• I really enjoyed my visit to Germany; I’m planning to go back next spring.

• My son wants to be an astronaut when he grows up.

• The football player passed out after training for 5 hours in the hot sun.

• I agreed to meet Peter at the basketball game, but he never showed up.
#2 Separable phrasal verbs: verb + adverb + object or verb + object +
Many phrasal verbs are transitive and need an object. Transitive verbs can be separable or
inseparable. With separable phrasal verbs, the object can come before or after the particle.

• Can you turn down the volume?

• Can you turn the volume down?

If the object is a pronoun, it must go between the verb and the particle, never after.

• Can you turn it down?

*Note: If the object is a long noun phrase, the particle comes immediately after the verb.

• She gave up going to the gym. (NOT: She gave going to the gym up)

#3 Inseparable phrasal verbs: verb + preposition + object

With inseparable phrasal verbs, the object must go after the particle.

• I ran into my ex-boyfriend at the supermarket – that was an unpleasant surprise.

• I can’t go out tonight because I’m looking after my sister’s children.

• I was debating what type of fitness class to take, and I finally settled on yoga.

#4 Three-part phrasal verbs: verb + adverb + preposition + object(s)

Some phrasal verbs may have three components: a verb + two particles.

The object must come after the particles.

• One of my colleagues is not very nice, but we put up with him because he does excellent work.

• I’m really looking forward to our family vacation in Florida – it’s going to be awesome!

• We have rats in the house – we need to call the exterminator to get rid of them.

Most three-part verbs require one object.

• The president of the company is traveling, so the vice-president is filling in for him at the
• The client backed out of the deal at the last minute.
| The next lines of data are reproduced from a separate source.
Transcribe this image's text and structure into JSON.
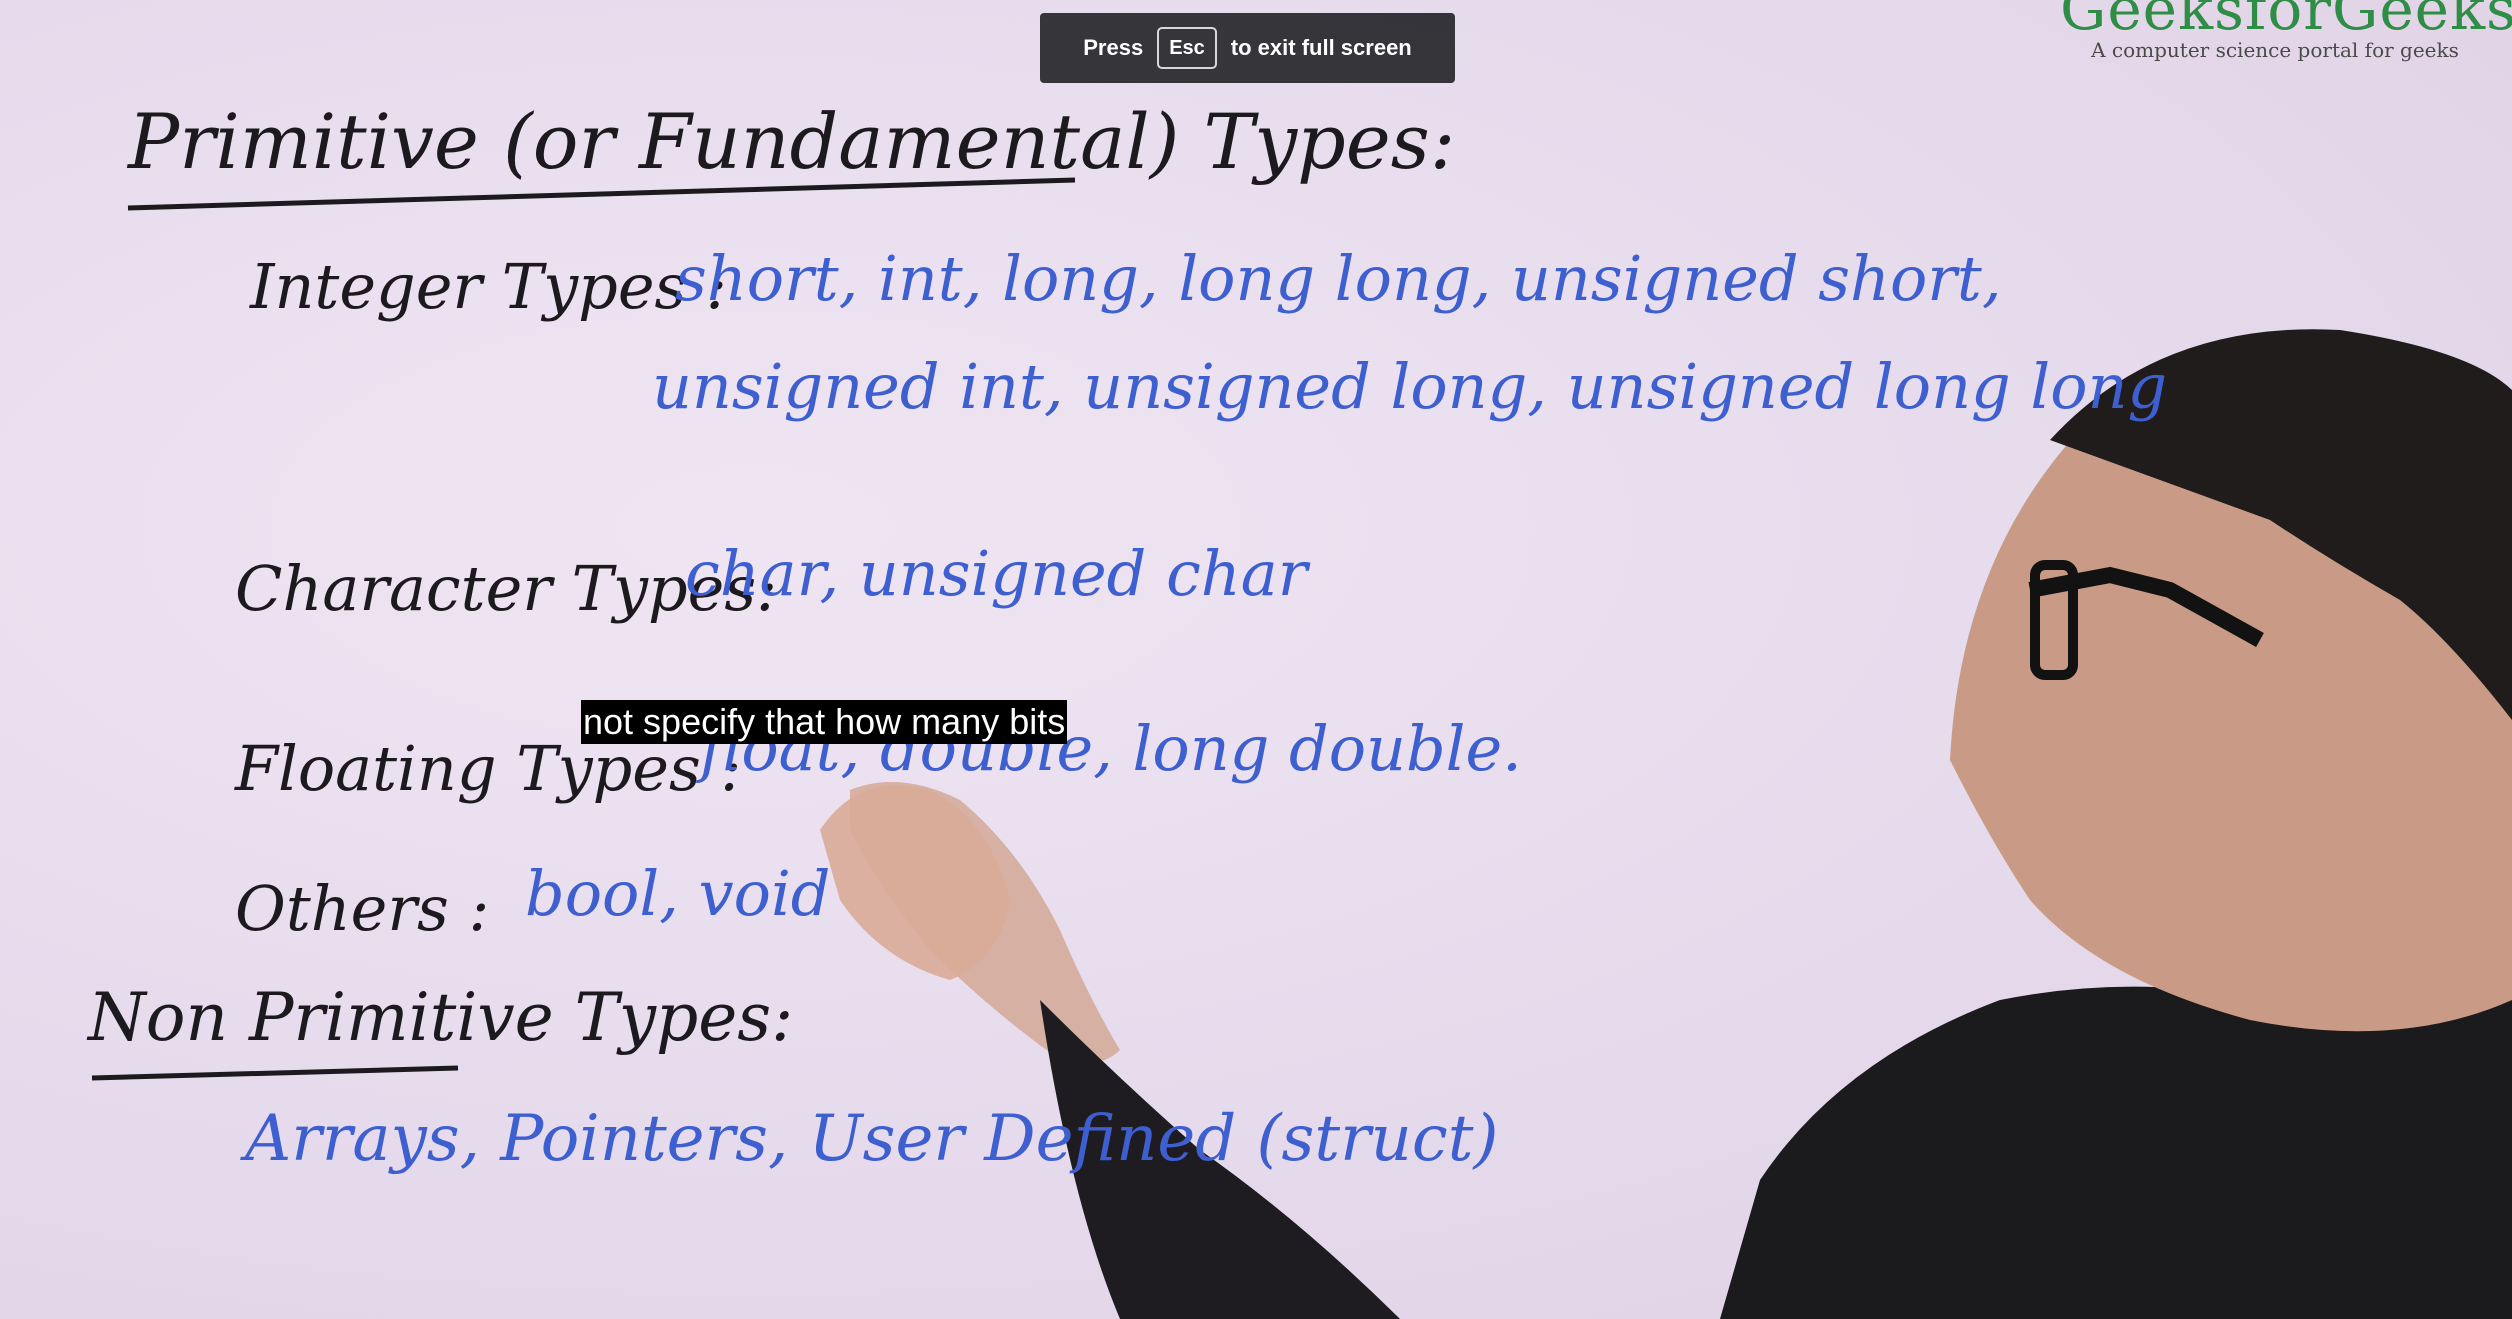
{
  "fullscreen_notice": {
    "press": "Press",
    "key": "Esc",
    "suffix": "to exit full screen"
  },
  "brand": {
    "name": "GeeksforGeeks",
    "tagline": "A computer science portal for geeks"
  },
  "caption": "not specify that how many bits",
  "whiteboard": {
    "primitive_heading": "Primitive (or Fundamental) Types:",
    "integer_label": "Integer Types :",
    "integer_line1": "short, int, long, long long, unsigned short,",
    "integer_line2": "unsigned int, unsigned long, unsigned long long",
    "character_label": "Character Types:",
    "character_values": "char, unsigned char",
    "floating_label": "Floating Types :",
    "floating_values": "float, double, long double.",
    "others_label": "Others :",
    "others_values": "bool, void",
    "non_primitive_heading": "Non Primitive Types:",
    "non_primitive_values": "Arrays, Pointers, User Defined (struct)"
  },
  "colors": {
    "ink_black": "#1d1a1f",
    "ink_blue": "#3d5fcf",
    "board": "#eadfee",
    "brand_green": "#2f8d46"
  }
}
A few three-part phrasal verbs have an object after the verb and a second object after the two

• I'll take you up on your offer to make dinner tonight.

• The officer stood them up for their rights.